A report by CoreLogic has made many investors sit up and listen with a wild suggestion that more than 50% of US homes are “overvalued”. While this latest report is attracting some interest and a range of comments, it is worth noting that the results are based purely on facts and figures as opposed to opinion. So, is the US property market really overvalued?
Recent house price performance
The annual increase in US house prices hit 7% in March 2018 and while it fell to 6.9% in April this is still a significant rise. Investment in property is still extremely popular in the US and with interest rates still relatively low (although starting to increase) many investors may be taking advantage of current rates. It is noticeable that short-term hits in investor confidence tend to turn around very quickly with investors seemingly looking to buy stocks and shares and property on any sign of weakness.
The ongoing gradual increase in US interest rates may well curtail any similar price rises in the short to medium term but do not expect a major downturn in US property prices in the foreseeable future.
The headlines suggesting that 52% of US property markets were “overvalued” in April certainly attracted attention. CoreLogic arrived at this opinion after taking into account long term local market fundamentals such as disposable income. Where the average price of property is at least 10% greater than its long-term sustainable value this is deemed to be “overvalued”. On the flipside of the coin, using the same mathematical approach, 34% of the largest US property markets are deemed to be fair value with 14% undervalued.
It is worth noting that in March the same approach revealed that 50% of US property markets were overvalued which would seem to suggest the upward trend is still intact. It is worth noting that CoreLogic recently revised upwards its expectations of house price growth in 2018 from 5.2% up to 5.3%.
Lack of supply
As with many developed markets around the world there is a distinct lack of supply when it comes to homes. There is no doubt this is causing a significant percentage of the recent house price rises as investors scramble and fight for those properties on the market. There appears to be most interest in US entry-level properties and with developers tending to focus on the luxury end this will not really help short to medium term supply problems.
It is highly likely that the ongoing increase in mortgage rates, albeit from relatively low levels, will have a cooling effect at some point. Indeed this may flush out would-be property sellers who have been holding on for the best price awaiting indications the market may have topped out. This has been the hope of many property investors for some time although in reality the market keeps going from strength to strength.

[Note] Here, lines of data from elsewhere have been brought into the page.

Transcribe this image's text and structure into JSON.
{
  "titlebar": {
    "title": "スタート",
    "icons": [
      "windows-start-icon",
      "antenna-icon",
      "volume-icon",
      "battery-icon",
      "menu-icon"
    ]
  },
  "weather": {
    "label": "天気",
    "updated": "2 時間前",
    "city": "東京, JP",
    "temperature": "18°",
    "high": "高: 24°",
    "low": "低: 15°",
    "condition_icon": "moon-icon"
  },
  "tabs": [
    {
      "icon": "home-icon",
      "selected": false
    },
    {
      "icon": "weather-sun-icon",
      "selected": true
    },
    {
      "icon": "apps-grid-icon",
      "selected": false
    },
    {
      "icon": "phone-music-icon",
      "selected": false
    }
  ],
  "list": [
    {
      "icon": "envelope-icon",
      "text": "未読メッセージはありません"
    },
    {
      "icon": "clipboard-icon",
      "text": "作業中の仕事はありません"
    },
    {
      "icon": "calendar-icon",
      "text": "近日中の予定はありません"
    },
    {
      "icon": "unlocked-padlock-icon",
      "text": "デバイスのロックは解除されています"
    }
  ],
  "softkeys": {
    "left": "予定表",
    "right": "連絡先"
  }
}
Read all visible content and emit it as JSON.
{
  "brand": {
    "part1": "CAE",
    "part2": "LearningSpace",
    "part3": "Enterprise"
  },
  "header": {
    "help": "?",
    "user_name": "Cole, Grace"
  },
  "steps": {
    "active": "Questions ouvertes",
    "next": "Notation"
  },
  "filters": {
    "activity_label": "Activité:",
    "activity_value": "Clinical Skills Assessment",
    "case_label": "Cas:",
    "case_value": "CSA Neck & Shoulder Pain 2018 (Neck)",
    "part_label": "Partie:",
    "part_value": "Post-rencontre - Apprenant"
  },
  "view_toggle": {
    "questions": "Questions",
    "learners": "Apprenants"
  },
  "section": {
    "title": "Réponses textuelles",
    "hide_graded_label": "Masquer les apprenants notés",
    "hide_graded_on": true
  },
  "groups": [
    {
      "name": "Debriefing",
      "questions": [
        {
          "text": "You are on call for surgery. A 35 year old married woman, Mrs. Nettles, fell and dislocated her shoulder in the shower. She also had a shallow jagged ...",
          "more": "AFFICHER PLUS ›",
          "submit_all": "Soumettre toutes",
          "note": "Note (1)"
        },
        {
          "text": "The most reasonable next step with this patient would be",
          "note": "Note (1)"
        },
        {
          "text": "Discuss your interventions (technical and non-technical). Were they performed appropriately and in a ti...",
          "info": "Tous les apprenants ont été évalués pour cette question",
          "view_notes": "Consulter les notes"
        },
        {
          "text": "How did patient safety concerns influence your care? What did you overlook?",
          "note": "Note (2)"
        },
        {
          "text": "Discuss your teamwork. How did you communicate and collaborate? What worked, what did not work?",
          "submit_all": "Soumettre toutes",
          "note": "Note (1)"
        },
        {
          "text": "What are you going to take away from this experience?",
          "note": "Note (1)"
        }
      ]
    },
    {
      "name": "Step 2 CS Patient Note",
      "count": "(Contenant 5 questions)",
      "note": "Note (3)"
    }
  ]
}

It is becoming more apparent across worldwide property markets that traditional measurement metrics are no longer relevant in the current low cost finance environment. The gradual increase in US base rates will at some point impact demand for property but as the figures for March and April show, a chronic shortage of supply is certainly helping to push prices to what many see as unsustainable levels. In reality a US property house price bubble is starting to emerge in some states but the authorities have sufficient tools at their disposal to hopefully deflate this in a controlled manner.